Bodyweight squats guide
The squat is fundamental body movement that strengthens and tones the lower body. This functional exercise can be performed virtually anywhere with no equipment and little space, and because it's such a basic movement the benefits will carry over into everyday life.
It's important for beginners to learn the bodyweight squat before progressing to weighted squats. This will teach you the correct technique with a safe load. Aim for at least 100-200 successive bodyweight squats before progressing to weighted versions.
The benefits of the squat:
- Build muscle: Squats hit your legs hard, requiring multiple muscles to work in unison and stimulates growth.
- Increased strength: Squatting will strengthen your legs and the tendons in your knees like no other exercise.
- Improved hip mobility: The exercise builds and maintains mobility in the hip joint.
- Fat burning / general health: Bodyweight squats allow you to perform many controlled reps in succession, elevating the heart rate and burning fat.
How to perform the bodyweight squat
- Set your feet shoulder-width apart, toes slightly turned out. Pull in your lower abs, and keep your eyes forward.
- Slowly bend at the knees and drop your hips to lower your body. Keep your heels flat on the floor.
- At the bottom of the exercise pause for a moment and strongly push back up to the starting position, mirroring the descent.

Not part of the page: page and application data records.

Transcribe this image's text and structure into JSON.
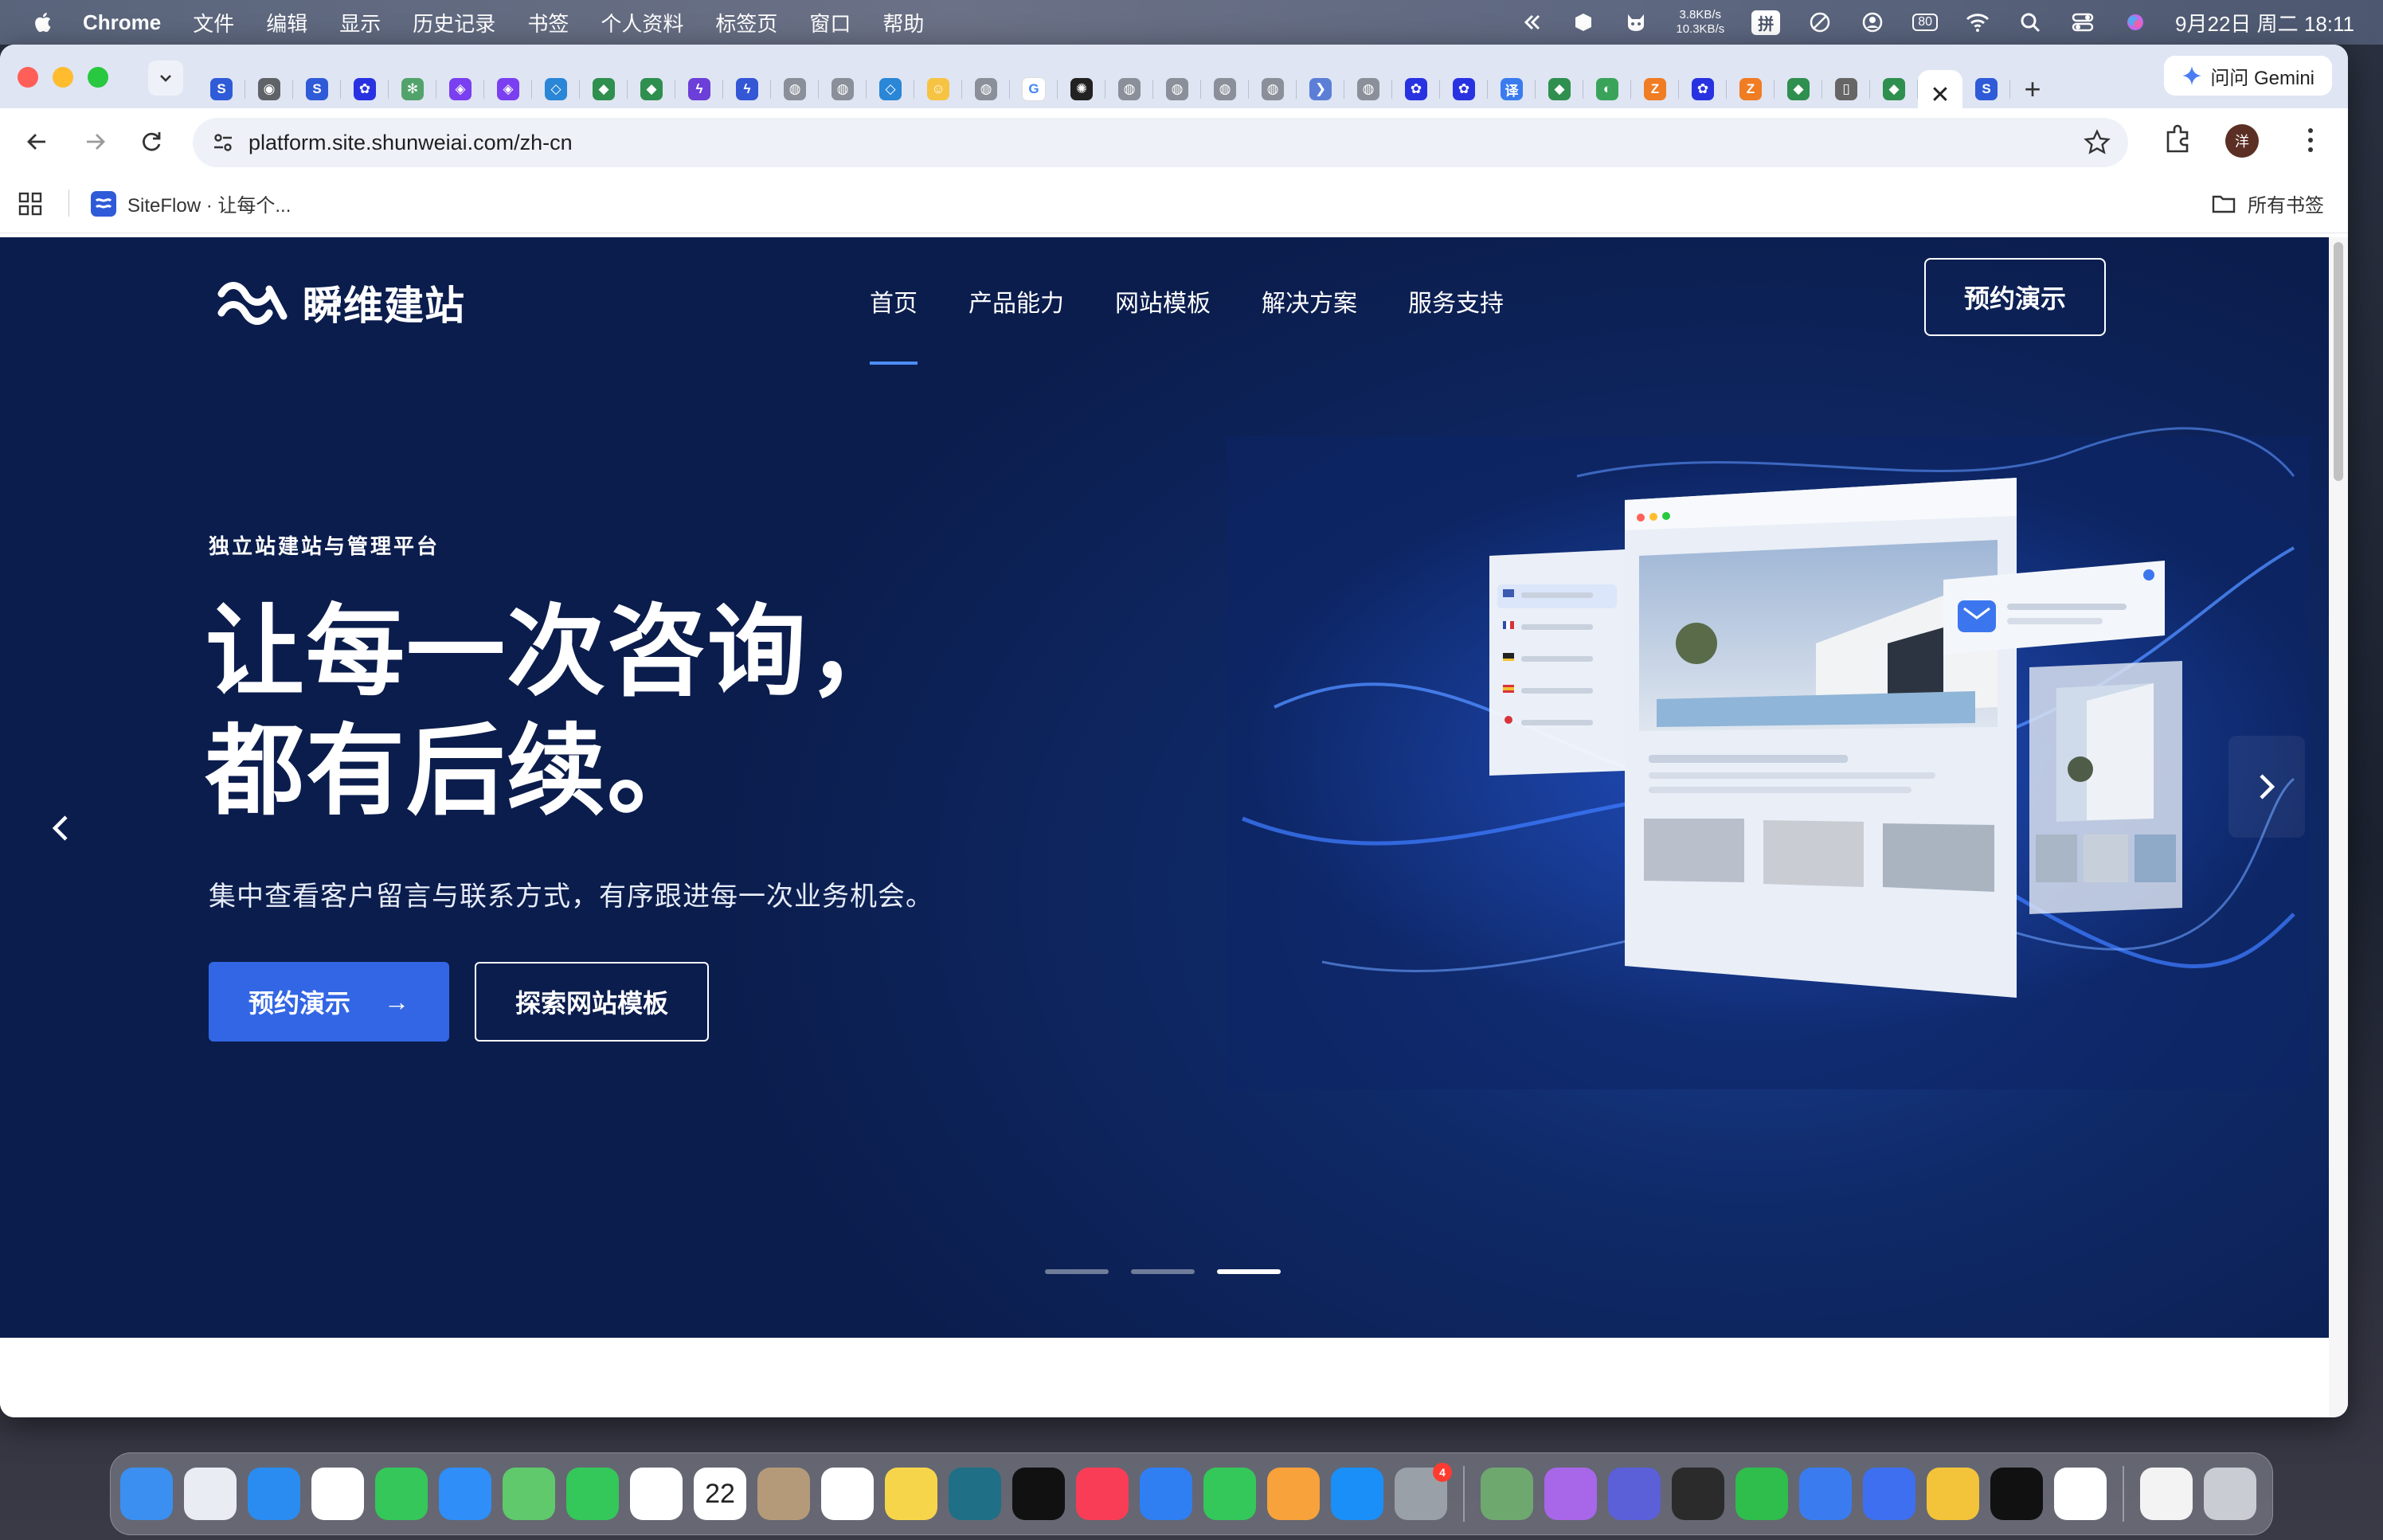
{
  "menubar": {
    "items": [
      "Chrome",
      "文件",
      "编辑",
      "显示",
      "历史记录",
      "书签",
      "个人资料",
      "标签页",
      "窗口",
      "帮助"
    ],
    "net_up": "3.8KB/s",
    "net_down": "10.3KB/s",
    "input_method": "拼",
    "battery": "80",
    "datetime": "9月22日 周二  18:11"
  },
  "browser": {
    "gemini_label": "问问 Gemini",
    "url": "platform.site.shunweiai.com/zh-cn",
    "profile_initial": "洋",
    "bookmark_label": "SiteFlow · 让每个...",
    "all_bookmarks": "所有书签",
    "tab_favicons": [
      {
        "icon": "siteflow-icon",
        "color": "#2f5bd8",
        "glyph": "S"
      },
      {
        "icon": "chrome-icon",
        "color": "#5f6368",
        "glyph": "◉"
      },
      {
        "icon": "siteflow-icon",
        "color": "#2f5bd8",
        "glyph": "S"
      },
      {
        "icon": "baidu-icon",
        "color": "#2932e1",
        "glyph": "✿"
      },
      {
        "icon": "leaf-icon",
        "color": "#52a36b",
        "glyph": "✻"
      },
      {
        "icon": "cube-icon",
        "color": "#7a3ff0",
        "glyph": "◈"
      },
      {
        "icon": "cube-icon",
        "color": "#7a3ff0",
        "glyph": "◈"
      },
      {
        "icon": "diamond-icon",
        "color": "#2a86d6",
        "glyph": "◇"
      },
      {
        "icon": "shield-icon",
        "color": "#2f8f4e",
        "glyph": "◆"
      },
      {
        "icon": "shield-icon",
        "color": "#2f8f4e",
        "glyph": "◆"
      },
      {
        "icon": "bolt-icon",
        "color": "#6b3fd8",
        "glyph": "ϟ"
      },
      {
        "icon": "bolt-circle-icon",
        "color": "#3457d5",
        "glyph": "ϟ"
      },
      {
        "icon": "globe-icon",
        "color": "#8a8f99",
        "glyph": "◍"
      },
      {
        "icon": "globe-icon",
        "color": "#8a8f99",
        "glyph": "◍"
      },
      {
        "icon": "diamond-icon",
        "color": "#2a86d6",
        "glyph": "◇"
      },
      {
        "icon": "hugging-face-icon",
        "color": "#f6c343",
        "glyph": "☺"
      },
      {
        "icon": "globe-icon",
        "color": "#8a8f99",
        "glyph": "◍"
      },
      {
        "icon": "google-icon",
        "color": "#ffffff",
        "glyph": "G"
      },
      {
        "icon": "openai-icon",
        "color": "#222222",
        "glyph": "✺"
      },
      {
        "icon": "globe-icon",
        "color": "#8a8f99",
        "glyph": "◍"
      },
      {
        "icon": "globe-icon",
        "color": "#8a8f99",
        "glyph": "◍"
      },
      {
        "icon": "globe-icon",
        "color": "#8a8f99",
        "glyph": "◍"
      },
      {
        "icon": "globe-icon",
        "color": "#8a8f99",
        "glyph": "◍"
      },
      {
        "icon": "arrow-icon",
        "color": "#5b7fd6",
        "glyph": "❯"
      },
      {
        "icon": "globe-icon",
        "color": "#8a8f99",
        "glyph": "◍"
      },
      {
        "icon": "baidu-icon",
        "color": "#2932e1",
        "glyph": "✿"
      },
      {
        "icon": "baidu-icon",
        "color": "#2932e1",
        "glyph": "✿"
      },
      {
        "icon": "translate-icon",
        "color": "#3a7bef",
        "glyph": "译"
      },
      {
        "icon": "shield-icon",
        "color": "#2f8f4e",
        "glyph": "◆"
      },
      {
        "icon": "gauge-icon",
        "color": "#3aa35a",
        "glyph": "◐"
      },
      {
        "icon": "zhihu-icon",
        "color": "#f07c23",
        "glyph": "Z"
      },
      {
        "icon": "baidu-icon",
        "color": "#2932e1",
        "glyph": "✿"
      },
      {
        "icon": "zhihu-icon",
        "color": "#f07c23",
        "glyph": "Z"
      },
      {
        "icon": "shield-icon",
        "color": "#2f8f4e",
        "glyph": "◆"
      },
      {
        "icon": "doc-icon",
        "color": "#666666",
        "glyph": "▯"
      },
      {
        "icon": "shield-icon",
        "color": "#2f8f4e",
        "glyph": "◆"
      }
    ]
  },
  "site": {
    "logo_text": "瞬维建站",
    "nav": [
      "首页",
      "产品能力",
      "网站模板",
      "解决方案",
      "服务支持"
    ],
    "nav_active_index": 0,
    "header_cta": "预约演示",
    "kicker": "独立站建站与管理平台",
    "headline_line1": "让每一次咨询，",
    "headline_line2": "都有后续。",
    "subtext": "集中查看客户留言与联系方式，有序跟进每一次业务机会。",
    "primary_btn": "预约演示",
    "primary_btn_arrow": "→",
    "secondary_btn": "探索网站模板",
    "carousel_total": 3,
    "carousel_active": 3,
    "colors": {
      "hero_bg": "#0f2a68",
      "accent": "#3366e4",
      "nav_underline": "#4d8df5"
    }
  },
  "dock": {
    "calendar_day": "22",
    "settings_badge": "4",
    "apps": [
      {
        "name": "finder-icon",
        "color": "#3b8ff0"
      },
      {
        "name": "launchpad-icon",
        "color": "#e9ecf2"
      },
      {
        "name": "safari-icon",
        "color": "#2a8cf0"
      },
      {
        "name": "chrome-icon",
        "color": "#ffffff"
      },
      {
        "name": "messages-icon",
        "color": "#35c759"
      },
      {
        "name": "mail-icon",
        "color": "#2f8ef7"
      },
      {
        "name": "maps-icon",
        "color": "#5fc96b"
      },
      {
        "name": "facetime-icon",
        "color": "#34c759"
      },
      {
        "name": "photos-icon",
        "color": "#ffffff"
      },
      {
        "name": "calendar-icon",
        "color": "#ffffff"
      },
      {
        "name": "contacts-icon",
        "color": "#b59a7a"
      },
      {
        "name": "reminders-icon",
        "color": "#ffffff"
      },
      {
        "name": "notes-icon",
        "color": "#f7d54a"
      },
      {
        "name": "freeform-icon",
        "color": "#1f6f86"
      },
      {
        "name": "appletv-icon",
        "color": "#111111"
      },
      {
        "name": "music-icon",
        "color": "#fa3d56"
      },
      {
        "name": "keynote-icon",
        "color": "#2f7ff3"
      },
      {
        "name": "numbers-icon",
        "color": "#34c759"
      },
      {
        "name": "pages-icon",
        "color": "#f7a23a"
      },
      {
        "name": "appstore-icon",
        "color": "#1a8ff7"
      },
      {
        "name": "settings-icon",
        "color": "#9aa0a8"
      },
      {
        "name": "divider"
      },
      {
        "name": "instruments-icon",
        "color": "#6fa86f"
      },
      {
        "name": "cat-app-icon",
        "color": "#a866e8"
      },
      {
        "name": "chat-app-icon",
        "color": "#5b5fd8"
      },
      {
        "name": "box-app-icon",
        "color": "#2b2b2b"
      },
      {
        "name": "wechat-icon",
        "color": "#2fbd4c"
      },
      {
        "name": "pen-app-icon",
        "color": "#3a7cf0"
      },
      {
        "name": "blue-app-icon",
        "color": "#3d6ff0"
      },
      {
        "name": "pawprint-app-icon",
        "color": "#f3c43a"
      },
      {
        "name": "intellij-icon",
        "color": "#111111"
      },
      {
        "name": "mailbird-icon",
        "color": "#ffffff"
      },
      {
        "name": "divider"
      },
      {
        "name": "file-icon",
        "color": "#f3f3f3"
      },
      {
        "name": "trash-icon",
        "color": "#c9ccd2"
      }
    ]
  }
}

- Repeat for desired number of reps.
- To counter balance your weight hold your arms out in front of you at shoulder height.
- Keep your back as straight as possible throughout the lift to avoid strain or injury.
Squats for beginners
Squats are almost synonymous today with weight training exercises (see barbell squat). This is most likely due to many people training for muscle-mass or strength gains and outgrowing the standard bodyweight squat in order to acheive these goals.
However the value of the bodyweight squat should not be underestimated. The exercise can be used to build endurance in the legs, learn the correct technique before progressing to weighted versions of the exercise, burn fat, and can be performed almost anywhere with no equipment.
If you're new to squats you can build up the required strength using assistance techniques. Gymnastics rings and suspension trainers are particularly effective equipment for this.
These tools essentially support some of your bodyweight to make the exercise more achievable (see Suspended Single Leg Squat as an example).
Bodyweight squats are a beginners movement that many people quickly out grow, especially if training for muscle mass and strength rather than endurance or weight loss. If you're ready to progress from the bodyweight version it's time to add some increased resistance.
There are many ways to add resistance to a squat. The obvious choice is to increase weight, which can be achieved using a barbell (see barbell squat), by wearing a weighted vest or holding dumbbells, kettlebells and other weighted objects.
Alternatively, resistance bands can be a cheap, effective and ultra-portable method of adding progressive resistance to the squat movement. Simply wrap a heavy-duty band round each foot and over the shoulders to secure in place.
As with all strength exercises you should strive to make incremental and continuous gains. Make small additions to the added resistance to safely progress.
Squat exercise variations